  • Letter |

    Drosophila epithelial tracheal placode invagination is shown to be driven by mitotic cell rounding along with epithelial growth factor receptor signalling and myosin contractility in neighbouring cells, revealing a new cell-division-independent role for mitotic events in morphogenesis.

    • Takefumi Kondo
    •  & Shigeo Hayashi
  • Letter |

    As it develops from a single-celled zygote to a mature plant embryo, the thale cress Arabidopsis thaliana passes through a stage during which phylogenetically very ancient genes are preferentially expressed, showing that animals and plants have independently acquired the developmental hourglass as a similar way of managing gene expression as they pass through embryogenesis, even though their morphological development is very different.

    • Marcel Quint
    • , Hajk-Georg Drost
    •  & Ivo Grosse
  • Article |

    Using a conditional multicolour tracing approach, the contributions of individual cardiomyocytes to zebrafish heart morphogenesis are defined, revealing clonal dominance as a key mechanism.

    • Vikas Gupta
    •  & Kenneth D. Poss
  • Article |

    Organogenesis relies on the orchestration of many cellular interactions to create the collective cell behaviours that progressively shape developing tissues. Using a three-dimensional embryonic stem cell culture system, this study successfully generated neural retinal tissues that formed a fully stratified neural retinal structure with all the major components located in their proper spatial location as seen during optic-cup development in vivo. This approach might have important implications for stem cell therapy for retinal repair.

    • Mototsugu Eiraku
    • , Nozomu Takata
    •  & Yoshiki Sasai
  • Letter |

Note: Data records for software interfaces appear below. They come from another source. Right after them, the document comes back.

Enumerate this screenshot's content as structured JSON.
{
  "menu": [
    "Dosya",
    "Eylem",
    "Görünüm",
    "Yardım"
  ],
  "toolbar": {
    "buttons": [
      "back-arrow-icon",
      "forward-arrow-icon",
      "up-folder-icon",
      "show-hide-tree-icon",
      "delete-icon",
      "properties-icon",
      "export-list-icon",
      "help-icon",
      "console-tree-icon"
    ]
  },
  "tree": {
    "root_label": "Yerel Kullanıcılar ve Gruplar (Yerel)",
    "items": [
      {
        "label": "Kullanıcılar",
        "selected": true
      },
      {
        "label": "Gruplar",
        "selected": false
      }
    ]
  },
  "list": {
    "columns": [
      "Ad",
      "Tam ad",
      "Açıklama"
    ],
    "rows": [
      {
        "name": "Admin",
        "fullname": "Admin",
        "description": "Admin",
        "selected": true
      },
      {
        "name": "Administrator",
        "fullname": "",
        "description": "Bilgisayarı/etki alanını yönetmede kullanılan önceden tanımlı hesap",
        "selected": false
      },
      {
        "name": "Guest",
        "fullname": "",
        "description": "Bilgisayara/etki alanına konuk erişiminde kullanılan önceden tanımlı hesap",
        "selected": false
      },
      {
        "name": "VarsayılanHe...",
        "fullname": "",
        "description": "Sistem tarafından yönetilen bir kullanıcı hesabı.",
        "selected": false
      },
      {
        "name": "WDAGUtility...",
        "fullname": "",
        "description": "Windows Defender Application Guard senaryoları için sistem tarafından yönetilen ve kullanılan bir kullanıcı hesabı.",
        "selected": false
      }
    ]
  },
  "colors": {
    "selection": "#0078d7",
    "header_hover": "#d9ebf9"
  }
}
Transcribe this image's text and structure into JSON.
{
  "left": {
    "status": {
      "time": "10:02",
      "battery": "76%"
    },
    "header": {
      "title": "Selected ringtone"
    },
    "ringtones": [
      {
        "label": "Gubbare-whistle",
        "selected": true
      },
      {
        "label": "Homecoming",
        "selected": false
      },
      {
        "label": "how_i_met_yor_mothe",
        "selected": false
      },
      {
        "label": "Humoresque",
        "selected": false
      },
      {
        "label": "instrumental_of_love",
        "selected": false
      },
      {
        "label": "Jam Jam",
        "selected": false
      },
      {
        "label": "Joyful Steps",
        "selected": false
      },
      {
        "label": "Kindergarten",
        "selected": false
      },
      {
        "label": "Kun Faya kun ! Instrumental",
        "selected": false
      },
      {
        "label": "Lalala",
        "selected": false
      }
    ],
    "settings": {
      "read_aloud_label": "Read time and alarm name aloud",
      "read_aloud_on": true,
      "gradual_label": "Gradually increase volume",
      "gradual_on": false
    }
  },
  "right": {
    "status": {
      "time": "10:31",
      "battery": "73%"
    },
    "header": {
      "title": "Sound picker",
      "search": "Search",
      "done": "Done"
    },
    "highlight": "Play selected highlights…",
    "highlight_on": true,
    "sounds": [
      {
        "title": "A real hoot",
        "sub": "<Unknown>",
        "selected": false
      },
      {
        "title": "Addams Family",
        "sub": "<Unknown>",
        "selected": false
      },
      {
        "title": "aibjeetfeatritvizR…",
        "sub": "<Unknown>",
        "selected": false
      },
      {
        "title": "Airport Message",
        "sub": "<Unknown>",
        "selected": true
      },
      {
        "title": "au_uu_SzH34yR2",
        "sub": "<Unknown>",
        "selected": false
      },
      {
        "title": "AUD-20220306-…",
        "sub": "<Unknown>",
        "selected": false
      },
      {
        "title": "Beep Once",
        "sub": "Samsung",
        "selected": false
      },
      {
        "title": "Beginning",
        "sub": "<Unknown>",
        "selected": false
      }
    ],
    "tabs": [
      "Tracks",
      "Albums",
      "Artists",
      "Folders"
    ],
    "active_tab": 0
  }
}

    This study describes a mechanotransduction pathway that links the body wall with the epidermis in Caenorhabditis elegans. The pathway involves the p21 activated kinase PAK 1, an adaptor GIT 1 and its partner PIX 1. Tension exerted by muscles or external pressure keeps GIT 1 on station at hemidesmosomes — the small rivet like bodies that attach epidermal cells to the underlying musculature — and stimulates PAK 1 through PIX 1 and Rac GTPase. The C. elegans hemidesmosome is more than a passive attachment structure, therefore, but a sensor that responds to tension by triggering signalling processes.

    • Huimin Zhang
    • , Frédéric Landmann
    •  & Michel Labouesse
  • Letter |

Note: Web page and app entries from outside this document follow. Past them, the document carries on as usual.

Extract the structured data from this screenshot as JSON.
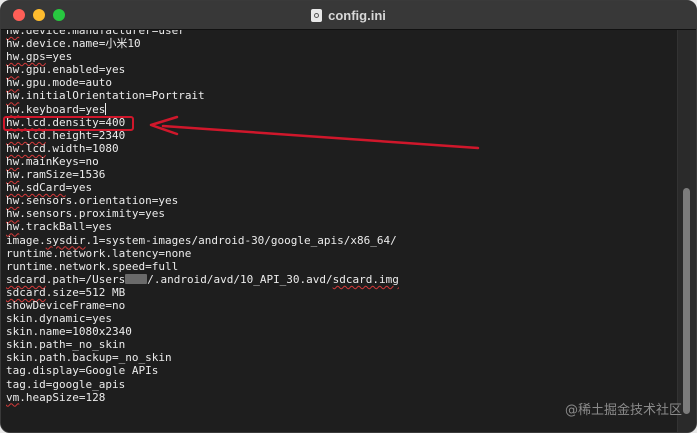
{
  "window": {
    "title": "config.ini"
  },
  "editor": {
    "lines": [
      {
        "pre": "",
        "sq": "hw",
        "post": ".device.manufacturer=user"
      },
      {
        "pre": "hw.device.name=小米10",
        "sq": "",
        "post": ""
      },
      {
        "pre": "",
        "sq": "hw.gps",
        "post": "=yes"
      },
      {
        "pre": "",
        "sq": "hw",
        "post": ".gpu.enabled=yes"
      },
      {
        "pre": "",
        "sq": "hw",
        "post": ".gpu.mode=auto"
      },
      {
        "pre": "",
        "sq": "hw",
        "post": ".initialOrientation=Portrait"
      },
      {
        "pre": "",
        "sq": "hw",
        "post": ".keyboard=yes",
        "cursor": true
      },
      {
        "pre": "",
        "sq": "hw.lcd",
        "post": ".density=400"
      },
      {
        "pre": "",
        "sq": "hw.lcd",
        "post": ".height=2340"
      },
      {
        "pre": "",
        "sq": "hw.lcd",
        "post": ".width=1080"
      },
      {
        "pre": "",
        "sq": "hw",
        "post": ".mainKeys=no"
      },
      {
        "pre": "",
        "sq": "hw",
        "post": ".ramSize=1536"
      },
      {
        "pre": "",
        "sq": "hw.sdCard",
        "post": "=yes"
      },
      {
        "pre": "",
        "sq": "hw",
        "post": ".sensors.orientation=yes"
      },
      {
        "pre": "",
        "sq": "hw",
        "post": ".sensors.proximity=yes"
      },
      {
        "pre": "",
        "sq": "hw",
        "post": ".trackBall=yes"
      },
      {
        "pre": "image.",
        "sq": "sysdir",
        "post": ".1=system-images/android-30/google_apis/x86_64/"
      },
      {
        "pre": "runtime.network.latency=none",
        "sq": "",
        "post": ""
      },
      {
        "pre": "runtime.network.speed=full",
        "sq": "",
        "post": ""
      },
      {
        "pre": "",
        "sq": "sdcard",
        "post": ".path=/Users",
        "redact": true,
        "post2": "/.android/avd/10_API_30.avd/",
        "sq2": "sdcard.img"
      },
      {
        "pre": "",
        "sq": "sdcard",
        "post": ".size=512 MB"
      },
      {
        "pre": "showDeviceFrame=no",
        "sq": "",
        "post": ""
      },
      {
        "pre": "skin.dynamic=yes",
        "sq": "",
        "post": ""
      },
      {
        "pre": "skin.name=1080x2340",
        "sq": "",
        "post": ""
      },
      {
        "pre": "skin.path=_no_skin",
        "sq": "",
        "post": ""
      },
      {
        "pre": "skin.path.backup=_no_skin",
        "sq": "",
        "post": ""
      },
      {
        "pre": "tag.display=Google APIs",
        "sq": "",
        "post": ""
      },
      {
        "pre": "tag.id=google_apis",
        "sq": "",
        "post": ""
      },
      {
        "pre": "",
        "sq": "vm",
        "post": ".heapSize=128"
      }
    ]
  },
  "annotation": {
    "color": "#d0172b"
  },
  "watermark": {
    "text": "@稀土掘金技术社区"
  }
}
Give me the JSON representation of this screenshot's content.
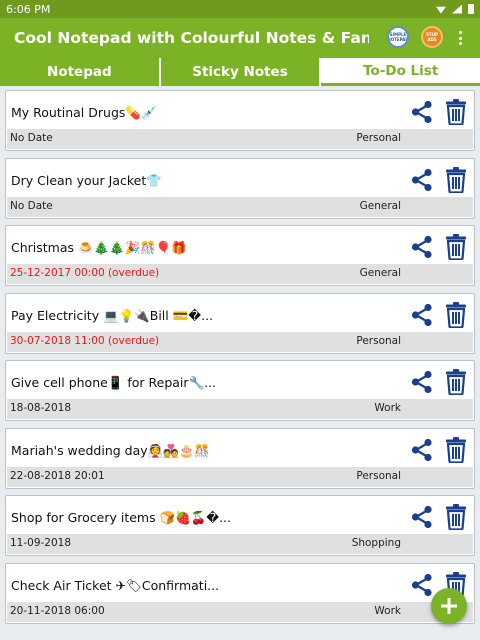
{
  "status_bar": {
    "time": "6:06 PM"
  },
  "app_bar": {
    "title": "Cool Notepad with Colourful Notes & Fancy Font...",
    "badge_one_text": "SIMPLE NOTEPAD",
    "badge_two_text": "STOP ADS"
  },
  "tabs": [
    {
      "label": "Notepad",
      "active": false
    },
    {
      "label": "Sticky Notes",
      "active": false
    },
    {
      "label": "To-Do List",
      "active": true
    }
  ],
  "colors": {
    "primary": "#7cb326",
    "status_bar": "#6f9a1e",
    "overdue": "#e21a1a",
    "icon": "#1a3f8f"
  },
  "icons": {
    "share": "share-icon",
    "delete": "trash-icon",
    "add": "plus-icon"
  },
  "todos": [
    {
      "title": "My Routinal Drugs💊💉",
      "date": "No Date",
      "category": "Personal",
      "overdue": false
    },
    {
      "title": "Dry Clean your Jacket👕",
      "date": "No Date",
      "category": "General",
      "overdue": false
    },
    {
      "title": "Christmas 🍮🎄🎄🎉🎊🎈🎁",
      "date": "25-12-2017 00:00 (overdue)",
      "category": "General",
      "overdue": true
    },
    {
      "title": "Pay Electricity 💻💡🔌Bill 💳�...",
      "date": "30-07-2018 11:00 (overdue)",
      "category": "Personal",
      "overdue": true
    },
    {
      "title": "Give cell phone📱 for Repair🔧...",
      "date": "18-08-2018",
      "category": "Work",
      "overdue": false
    },
    {
      "title": "Mariah's wedding day👰💑🎂🎊",
      "date": "22-08-2018 20:01",
      "category": "Personal",
      "overdue": false
    },
    {
      "title": "Shop for Grocery items 🍞🍓🍒�...",
      "date": "11-09-2018",
      "category": "Shopping",
      "overdue": false
    },
    {
      "title": "Check Air Ticket ✈🏷Confirmati...",
      "date": "20-11-2018 06:00",
      "category": "Work",
      "overdue": false
    }
  ]
}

    Using a temporal series of growth factor manipulations to mimic embryonic intestinal development in culture, this study has successfully directed the differentiation of human pluripotent stem cells (both embryonic stem cells and induced pluripotent stem cells) into intestinal tissue. This approach may provide therapeutic benefit for disease studies.

    • Jason R. Spence
    • , Christopher N. Mayhew
    •  & James M. Wells
  • Letter |

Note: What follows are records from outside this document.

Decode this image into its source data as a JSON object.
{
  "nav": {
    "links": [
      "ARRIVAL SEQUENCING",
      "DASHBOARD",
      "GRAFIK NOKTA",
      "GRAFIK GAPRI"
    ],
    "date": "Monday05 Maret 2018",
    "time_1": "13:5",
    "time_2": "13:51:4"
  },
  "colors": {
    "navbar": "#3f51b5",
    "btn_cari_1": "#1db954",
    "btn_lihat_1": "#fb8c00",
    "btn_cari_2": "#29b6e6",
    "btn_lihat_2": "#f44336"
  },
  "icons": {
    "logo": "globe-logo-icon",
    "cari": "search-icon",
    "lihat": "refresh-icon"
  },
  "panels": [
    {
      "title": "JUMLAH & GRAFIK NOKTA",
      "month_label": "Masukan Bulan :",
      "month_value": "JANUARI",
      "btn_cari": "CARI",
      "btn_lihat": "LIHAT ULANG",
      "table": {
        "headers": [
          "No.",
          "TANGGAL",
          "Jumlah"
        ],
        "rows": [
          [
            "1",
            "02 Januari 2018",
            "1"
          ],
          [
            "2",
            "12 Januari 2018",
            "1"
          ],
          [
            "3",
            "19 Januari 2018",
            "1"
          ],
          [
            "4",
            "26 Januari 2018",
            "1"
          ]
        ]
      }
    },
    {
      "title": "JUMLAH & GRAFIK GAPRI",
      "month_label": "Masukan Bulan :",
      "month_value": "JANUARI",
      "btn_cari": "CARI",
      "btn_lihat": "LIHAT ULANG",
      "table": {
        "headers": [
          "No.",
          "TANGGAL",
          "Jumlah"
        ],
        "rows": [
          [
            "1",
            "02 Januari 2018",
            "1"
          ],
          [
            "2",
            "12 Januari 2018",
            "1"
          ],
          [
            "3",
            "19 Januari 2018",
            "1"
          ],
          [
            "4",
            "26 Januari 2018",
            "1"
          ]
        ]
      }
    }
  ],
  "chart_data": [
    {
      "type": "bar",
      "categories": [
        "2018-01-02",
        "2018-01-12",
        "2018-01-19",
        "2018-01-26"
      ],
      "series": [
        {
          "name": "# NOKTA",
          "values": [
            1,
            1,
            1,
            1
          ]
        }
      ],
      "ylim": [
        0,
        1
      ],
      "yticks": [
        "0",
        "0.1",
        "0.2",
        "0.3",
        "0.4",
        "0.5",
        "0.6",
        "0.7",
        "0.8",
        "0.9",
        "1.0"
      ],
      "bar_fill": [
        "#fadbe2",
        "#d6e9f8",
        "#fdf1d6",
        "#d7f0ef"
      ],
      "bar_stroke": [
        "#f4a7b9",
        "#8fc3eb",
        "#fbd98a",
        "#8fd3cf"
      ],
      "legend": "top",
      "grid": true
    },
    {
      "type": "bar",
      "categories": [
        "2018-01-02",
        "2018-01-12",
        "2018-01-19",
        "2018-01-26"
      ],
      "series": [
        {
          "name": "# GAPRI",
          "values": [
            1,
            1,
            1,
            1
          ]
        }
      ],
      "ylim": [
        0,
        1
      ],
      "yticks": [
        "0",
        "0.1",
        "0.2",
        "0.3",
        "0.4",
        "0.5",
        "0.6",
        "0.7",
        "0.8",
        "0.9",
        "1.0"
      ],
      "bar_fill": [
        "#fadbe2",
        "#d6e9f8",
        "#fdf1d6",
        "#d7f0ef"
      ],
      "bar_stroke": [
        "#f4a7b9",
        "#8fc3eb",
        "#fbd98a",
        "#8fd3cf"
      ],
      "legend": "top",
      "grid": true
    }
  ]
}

    For two hundred years, scientists have noticed that the appearance of embryos in related species converge in their appearance mid-way in development, diverging thereafter. But is this 'phylotypic stage' real, and how is it connected with the genetic basis of development? Here, a method linking the genes transcribed at various stages of development (the transcriptome) with the evolutionary history of those genes is used. Genes transcribed in the phylotypic stage are, in evolutionary terms, the oldest and most conserved. This suggests that the phylotypic stage does represent the body plans of related species at their most unadorned, selection having sculpted the earlier and later stages of embryonic form to suit the particulars of each creature.

    • Alex T. Kalinka
    • , Karolina M. Varga
    •  & Pavel Tomancak
  • Letter |

    Here, germ-band extension in Drosophila is studied in which epithelial cells undergo an ordered process of intercalation resulting in tissue extension through remodelling of cell junctions. Cell junction shrinkage is driven by polarized flow of medial Myosin-II pulses towards junctions which organizes the whole process of intercalation. The flow of Myosin II is driven by the polarized distribution of E-cadherin complexes at adherens junctions. Thus, epithelial morphogenesis is driven by polarized contractile actomyosin flows emerging from interactions between E-cadherin and actomyosin networks.

    • Matteo Rauzi
    • , Pierre-François Lenne
    •  & Thomas Lecuit